● **Brief**:
Sort through the data and copy the lines holding the word "JSON".

[Dataset items]

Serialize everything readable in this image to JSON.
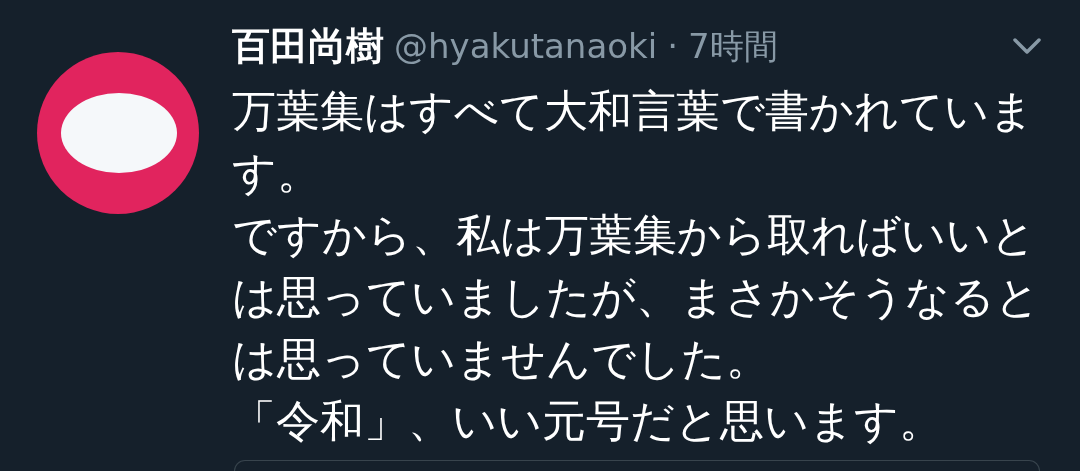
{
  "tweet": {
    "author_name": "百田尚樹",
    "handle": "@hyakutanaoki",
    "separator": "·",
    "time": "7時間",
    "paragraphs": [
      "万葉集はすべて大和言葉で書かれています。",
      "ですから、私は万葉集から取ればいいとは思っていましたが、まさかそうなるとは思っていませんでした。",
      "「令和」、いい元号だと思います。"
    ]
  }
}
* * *
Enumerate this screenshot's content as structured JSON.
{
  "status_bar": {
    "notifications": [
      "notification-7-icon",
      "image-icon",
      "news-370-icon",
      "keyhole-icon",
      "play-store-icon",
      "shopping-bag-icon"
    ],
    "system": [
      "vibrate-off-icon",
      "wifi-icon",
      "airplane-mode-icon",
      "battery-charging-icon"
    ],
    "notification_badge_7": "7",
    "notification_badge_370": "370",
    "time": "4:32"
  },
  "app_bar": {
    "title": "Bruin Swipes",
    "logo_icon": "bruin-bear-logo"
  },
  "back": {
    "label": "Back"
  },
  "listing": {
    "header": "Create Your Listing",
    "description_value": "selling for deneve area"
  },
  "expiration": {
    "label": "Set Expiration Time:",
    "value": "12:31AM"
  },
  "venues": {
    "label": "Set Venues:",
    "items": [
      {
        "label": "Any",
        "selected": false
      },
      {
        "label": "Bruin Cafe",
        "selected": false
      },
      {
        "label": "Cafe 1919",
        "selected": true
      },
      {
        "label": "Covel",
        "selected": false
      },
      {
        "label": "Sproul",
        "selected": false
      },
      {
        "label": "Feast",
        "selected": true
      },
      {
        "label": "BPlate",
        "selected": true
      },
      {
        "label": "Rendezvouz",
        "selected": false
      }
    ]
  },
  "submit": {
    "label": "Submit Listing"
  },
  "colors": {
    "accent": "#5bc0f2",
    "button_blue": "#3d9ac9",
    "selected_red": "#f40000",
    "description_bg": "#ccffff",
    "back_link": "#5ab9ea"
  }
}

● **Reply**:
Serialize everything readable in this image to JSON.
Enumerate this screenshot's content as structured JSON.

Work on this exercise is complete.